RIGHT now Sevilla, Andalucia and Spain at large is a place where you can feel the civil unrest bubbling underneath the surface.
Turn the corner into any of the large municipal squares and almost every day you´ll be greeted by the shouts and whistles of marchers demonstrating against the cutbacks in health care, education and welfare. Also at the top of the protesters´ agendas is the fight against residents´ evictions both from their own homes after defaulting on their mortgages and most recently from the once vacant houses they have occupied in order to stay off the street.
A country decimated by unemployment has left huge swathes unable to afford to pay for their accommodation, and with over 130,000 unsellable properties lying empty in Sevilla alone, many have taken to squatting in what have become known as Corralas. This isn´t squatting in the sense that you may be familiar with, ie young, crusty types who break into posh houses and then proceed to turn them into a burned out, graffitti´d crack den. (you have to excuse me for turning into the Daily Mail for a moment). These are entire families, including young children and the elderly, who out of sheer desperation have taken measures into their own hands and occupied vacant buildings, facing often draconian measures by the properties´ owners and the authorities.
This anti-eviction movement dates back to long before the current property fueled financial crisis, where in Sevilla since the 1980s there´s been a slow, insidious campaign to oust some long standing residents who have somehow avoided rent adjustments over the years and as a result limited profitable returns for their landlords. Often any maintenance of the buildings has been slowly withdrawn leaving the buildings in such a run down state that there has been no alternative but for residents to move out. Such as in the Case of Casa Pumarejo, which lies just within the walls of the historic city centre, bordering with the working class district of the Macarena.
Dominating Plaza Pumarejo and dating back to the 18th Century, this impressive building has claimed many uses in its time, including a prison the civil war, a hospice, a school for adults and after a conversion of the second and third floors at the end of the 19th Century, the heart and home to many local residents. However since the 1990´s it has fallen into a state of disrepair, with the owners deciding they´d rather sell the historic building to a hotel group, using the tried and tested method of withholding vital maintenance in order to force the remaining residents out.
But their attempts have been thwarted at every turn, and rather than buckle and give into their demands, the residents´ resolve has been strengthened, and a fiercely active community created. As well as protecting the rights of the tenants within Casa Pumarejo, a whole network of community projects have grown out of this elegantly crumbling shell. Just take a peak at the Plataforma Pumarejo website and there are a whole raft of services and facilities available from a library, Italian cinema, a kind of legal aid office, Spanish classes, a sewing group and yoga.
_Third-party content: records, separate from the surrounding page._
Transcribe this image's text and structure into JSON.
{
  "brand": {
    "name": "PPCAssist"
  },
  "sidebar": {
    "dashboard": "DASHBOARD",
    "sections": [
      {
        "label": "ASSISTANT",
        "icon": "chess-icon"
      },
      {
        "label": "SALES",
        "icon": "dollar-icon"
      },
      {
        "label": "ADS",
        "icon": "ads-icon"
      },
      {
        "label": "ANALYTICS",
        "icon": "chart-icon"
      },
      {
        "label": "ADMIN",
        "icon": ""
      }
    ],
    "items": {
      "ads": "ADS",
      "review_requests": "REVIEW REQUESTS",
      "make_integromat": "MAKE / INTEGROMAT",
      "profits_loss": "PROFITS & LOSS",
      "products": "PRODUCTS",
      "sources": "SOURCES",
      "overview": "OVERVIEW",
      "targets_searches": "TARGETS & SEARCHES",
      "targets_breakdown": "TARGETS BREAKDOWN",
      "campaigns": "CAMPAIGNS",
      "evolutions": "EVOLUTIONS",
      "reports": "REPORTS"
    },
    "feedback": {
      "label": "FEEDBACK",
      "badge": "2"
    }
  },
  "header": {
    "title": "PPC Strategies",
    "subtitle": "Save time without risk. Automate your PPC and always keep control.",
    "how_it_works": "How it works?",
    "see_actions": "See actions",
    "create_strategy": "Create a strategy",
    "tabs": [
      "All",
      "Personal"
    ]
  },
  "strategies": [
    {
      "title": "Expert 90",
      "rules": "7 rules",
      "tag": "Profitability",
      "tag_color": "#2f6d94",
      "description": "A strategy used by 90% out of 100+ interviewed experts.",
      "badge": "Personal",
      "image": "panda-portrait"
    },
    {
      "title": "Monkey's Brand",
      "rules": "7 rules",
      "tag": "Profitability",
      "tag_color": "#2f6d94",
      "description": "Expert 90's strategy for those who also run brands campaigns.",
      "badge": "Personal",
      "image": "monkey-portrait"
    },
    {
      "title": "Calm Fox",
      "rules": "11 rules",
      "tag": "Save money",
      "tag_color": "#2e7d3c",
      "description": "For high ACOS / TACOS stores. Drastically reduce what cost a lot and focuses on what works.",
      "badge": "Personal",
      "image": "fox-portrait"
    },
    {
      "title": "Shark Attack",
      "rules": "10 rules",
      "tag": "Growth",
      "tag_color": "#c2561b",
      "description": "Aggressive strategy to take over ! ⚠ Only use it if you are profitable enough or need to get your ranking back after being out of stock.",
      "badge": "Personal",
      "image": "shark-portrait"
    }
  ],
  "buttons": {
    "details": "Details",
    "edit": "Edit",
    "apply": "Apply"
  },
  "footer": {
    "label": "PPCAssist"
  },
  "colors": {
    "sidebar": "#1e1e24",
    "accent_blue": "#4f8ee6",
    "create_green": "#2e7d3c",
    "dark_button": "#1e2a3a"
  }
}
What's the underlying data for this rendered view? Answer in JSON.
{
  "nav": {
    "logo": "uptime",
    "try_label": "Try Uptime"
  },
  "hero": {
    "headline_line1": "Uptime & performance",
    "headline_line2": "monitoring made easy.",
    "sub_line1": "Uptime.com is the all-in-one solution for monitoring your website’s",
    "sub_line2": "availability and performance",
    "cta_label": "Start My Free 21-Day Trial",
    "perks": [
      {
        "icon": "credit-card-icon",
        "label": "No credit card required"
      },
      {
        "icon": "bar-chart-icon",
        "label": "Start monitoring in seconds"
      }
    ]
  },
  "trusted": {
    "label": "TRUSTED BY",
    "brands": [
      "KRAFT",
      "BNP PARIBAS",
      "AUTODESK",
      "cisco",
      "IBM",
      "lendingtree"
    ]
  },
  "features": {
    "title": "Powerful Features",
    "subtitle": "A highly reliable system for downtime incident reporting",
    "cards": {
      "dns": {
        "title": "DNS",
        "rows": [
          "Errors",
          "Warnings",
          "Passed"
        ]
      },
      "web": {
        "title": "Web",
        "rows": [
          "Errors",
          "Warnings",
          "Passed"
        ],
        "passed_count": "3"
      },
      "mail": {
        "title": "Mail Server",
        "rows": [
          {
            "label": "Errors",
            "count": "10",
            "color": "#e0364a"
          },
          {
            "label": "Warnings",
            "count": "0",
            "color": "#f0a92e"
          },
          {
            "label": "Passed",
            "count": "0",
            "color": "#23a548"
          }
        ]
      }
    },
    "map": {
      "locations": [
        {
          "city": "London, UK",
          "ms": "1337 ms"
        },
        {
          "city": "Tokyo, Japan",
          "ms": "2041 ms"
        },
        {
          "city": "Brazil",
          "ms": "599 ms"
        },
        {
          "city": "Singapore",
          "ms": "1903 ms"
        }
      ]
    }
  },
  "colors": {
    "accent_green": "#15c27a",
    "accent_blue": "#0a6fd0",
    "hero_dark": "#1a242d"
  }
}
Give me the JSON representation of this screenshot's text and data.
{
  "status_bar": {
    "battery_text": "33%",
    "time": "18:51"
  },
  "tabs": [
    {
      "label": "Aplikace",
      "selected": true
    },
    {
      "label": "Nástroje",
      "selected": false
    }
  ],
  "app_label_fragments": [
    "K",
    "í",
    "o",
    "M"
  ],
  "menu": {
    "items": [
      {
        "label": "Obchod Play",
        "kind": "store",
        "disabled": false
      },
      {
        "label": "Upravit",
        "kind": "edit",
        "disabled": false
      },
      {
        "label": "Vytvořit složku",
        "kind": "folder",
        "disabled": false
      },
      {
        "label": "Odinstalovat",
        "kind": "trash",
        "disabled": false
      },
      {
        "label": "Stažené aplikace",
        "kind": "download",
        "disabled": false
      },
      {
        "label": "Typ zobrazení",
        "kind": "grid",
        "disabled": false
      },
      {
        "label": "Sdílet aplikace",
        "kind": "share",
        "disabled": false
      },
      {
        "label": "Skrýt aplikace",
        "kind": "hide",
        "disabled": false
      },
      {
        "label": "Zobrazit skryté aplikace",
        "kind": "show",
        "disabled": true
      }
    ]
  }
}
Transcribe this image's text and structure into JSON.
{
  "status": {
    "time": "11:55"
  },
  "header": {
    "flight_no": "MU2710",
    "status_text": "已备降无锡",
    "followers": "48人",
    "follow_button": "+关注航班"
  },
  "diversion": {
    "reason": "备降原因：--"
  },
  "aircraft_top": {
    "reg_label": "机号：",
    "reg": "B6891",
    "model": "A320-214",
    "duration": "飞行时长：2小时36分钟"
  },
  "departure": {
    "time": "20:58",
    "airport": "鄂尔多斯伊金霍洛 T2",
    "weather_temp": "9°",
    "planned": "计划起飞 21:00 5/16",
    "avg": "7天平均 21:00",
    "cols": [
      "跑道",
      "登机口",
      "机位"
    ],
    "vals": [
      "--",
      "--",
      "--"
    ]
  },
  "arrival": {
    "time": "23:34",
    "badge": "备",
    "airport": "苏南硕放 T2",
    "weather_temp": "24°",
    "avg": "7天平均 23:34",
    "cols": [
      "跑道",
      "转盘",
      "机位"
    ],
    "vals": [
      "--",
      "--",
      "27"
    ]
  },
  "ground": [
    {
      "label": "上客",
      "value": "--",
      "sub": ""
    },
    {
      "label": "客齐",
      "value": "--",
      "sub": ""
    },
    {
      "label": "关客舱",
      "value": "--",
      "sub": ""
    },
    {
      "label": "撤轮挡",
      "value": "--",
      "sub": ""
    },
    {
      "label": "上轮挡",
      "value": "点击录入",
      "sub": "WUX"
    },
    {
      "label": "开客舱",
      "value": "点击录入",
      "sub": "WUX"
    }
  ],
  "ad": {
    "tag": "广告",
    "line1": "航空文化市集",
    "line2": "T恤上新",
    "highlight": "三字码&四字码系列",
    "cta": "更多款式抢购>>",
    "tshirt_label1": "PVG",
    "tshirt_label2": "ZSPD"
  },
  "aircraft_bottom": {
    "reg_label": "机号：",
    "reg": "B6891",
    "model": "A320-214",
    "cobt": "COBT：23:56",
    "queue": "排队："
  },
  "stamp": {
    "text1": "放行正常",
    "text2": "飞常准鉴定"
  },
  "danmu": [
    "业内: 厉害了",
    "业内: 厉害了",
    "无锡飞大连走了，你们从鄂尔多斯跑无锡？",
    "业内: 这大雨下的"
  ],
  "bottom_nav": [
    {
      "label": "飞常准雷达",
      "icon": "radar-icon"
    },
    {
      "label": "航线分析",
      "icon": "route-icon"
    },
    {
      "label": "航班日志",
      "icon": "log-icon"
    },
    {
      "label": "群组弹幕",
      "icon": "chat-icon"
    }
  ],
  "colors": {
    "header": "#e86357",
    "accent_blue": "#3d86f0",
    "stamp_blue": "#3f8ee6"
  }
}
All are self-generated and directed towards the local community, and have more than a hint of an anarchic kick back against the system. None more so than ´The Puma´, a local currency used for exchanging goods and services within the local area.
The Puma is part of an exchange program where instead of paying someone with Euros you exchange Pumas (1 Puma = 1 Euro), as long as you are both part of the Puma network. Signed up are a variety of companies and individuals supplying goods and services such as locally grown vegetables, artisan bread, natural beauty products, bicycle repairs and osteopaths to name but a few. But if you´re not ready to sign up to be part of the Puma Network, you can dip your toe into the inviting local exchange waters by coming down to the monthly market happening every second Saturday of the month, where all the suppliers ply their goods and trades and you can buy Pumas from a desk at the entrance of the building. I bought the most amazingly delicious homemade bread from the aptly named ´Anarchopan´, and was sorely tempted by some seasonal veg straight from the huerta (veg patch), but rather annoyingly had just done my shopping at the nearby Feria Market.
On these days Plaza Pumarejo heaves with a warm haze of community spirit and Cruz Campo beer, that makes me want to close my Santander bank account and deal only in Pumas from that day forth. Just in the act of exchanging my Euros and buying that loaf of bread, I felt the inner anarchist bursting out from inside me. Who knows next time I might go wild and buy some bread AND vegetables, by which point me and ´The System´ will be over for good.
Monthly market Plaza Pumarejo, second Saturday of the month from 12pm October – May, 8pm onwards June – September